• **Dataset rows describing interfaces**
--- START ---
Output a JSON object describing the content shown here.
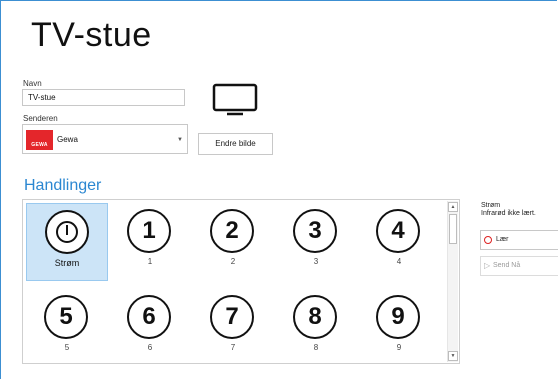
{
  "page": {
    "title": "TV-stue"
  },
  "form": {
    "name_label": "Navn",
    "name_value": "TV-stue",
    "sender_label": "Senderen",
    "sender_value": "Gewa",
    "sender_logo_text": "GEWA",
    "change_image_label": "Endre bilde",
    "image_icon": "tv-icon"
  },
  "actions": {
    "heading": "Handlinger",
    "items": [
      {
        "symbol": "power-icon",
        "label": "Strøm",
        "selected": true
      },
      {
        "symbol": "1",
        "label": "1"
      },
      {
        "symbol": "2",
        "label": "2"
      },
      {
        "symbol": "3",
        "label": "3"
      },
      {
        "symbol": "4",
        "label": "4"
      },
      {
        "symbol": "5",
        "label": "5"
      },
      {
        "symbol": "6",
        "label": "6"
      },
      {
        "symbol": "7",
        "label": "7"
      },
      {
        "symbol": "8",
        "label": "8"
      },
      {
        "symbol": "9",
        "label": "9"
      }
    ]
  },
  "details": {
    "title": "Strøm",
    "status": "Infrarød ikke lært.",
    "learn_label": "Lær",
    "send_label": "Send Nå"
  },
  "colors": {
    "accent": "#2b87d1",
    "selection": "#cce4f7",
    "logo": "#e4262b"
  }
}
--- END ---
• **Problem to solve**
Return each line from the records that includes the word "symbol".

• **Your response**
        "symbol": "power-icon",
        "symbol": "1",
        "symbol": "2",
        "symbol": "3",
        "symbol": "4",
        "symbol": "5",
        "symbol": "6",
        "symbol": "7",
        "symbol": "8",
        "symbol": "9",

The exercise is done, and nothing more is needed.